● Exercise objective: Check each line below for the word "text". Then give only how many lines have it.

● Data under study:
::::
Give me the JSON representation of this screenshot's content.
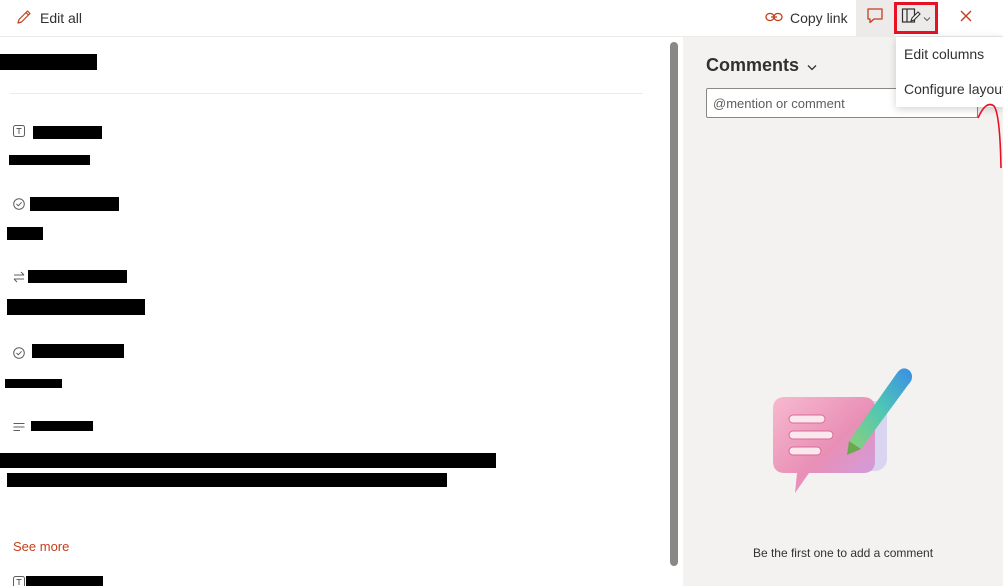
{
  "toolbar": {
    "edit_all_label": "Edit all",
    "copy_link_label": "Copy link"
  },
  "layout_menu": {
    "items": [
      {
        "label": "Edit columns"
      },
      {
        "label": "Configure layout"
      }
    ]
  },
  "comments": {
    "title": "Comments",
    "placeholder": "@mention or comment",
    "empty_state": "Be the first one to add a comment"
  },
  "form": {
    "see_more_label": "See more"
  },
  "icons": {
    "edit": "pencil-icon",
    "link": "link-icon",
    "comment": "comment-icon",
    "layout": "layout-edit-icon",
    "close": "close-icon",
    "chevron": "chevron-down-icon",
    "text_field": "text-field-icon",
    "choice_field": "check-circle-icon",
    "lookup_field": "swap-icon",
    "multiline_field": "multiline-text-icon"
  },
  "colors": {
    "accent": "#c43e1c",
    "highlight": "#e81123",
    "pane_bg": "#f3f2f1"
  }
}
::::
● Response: 2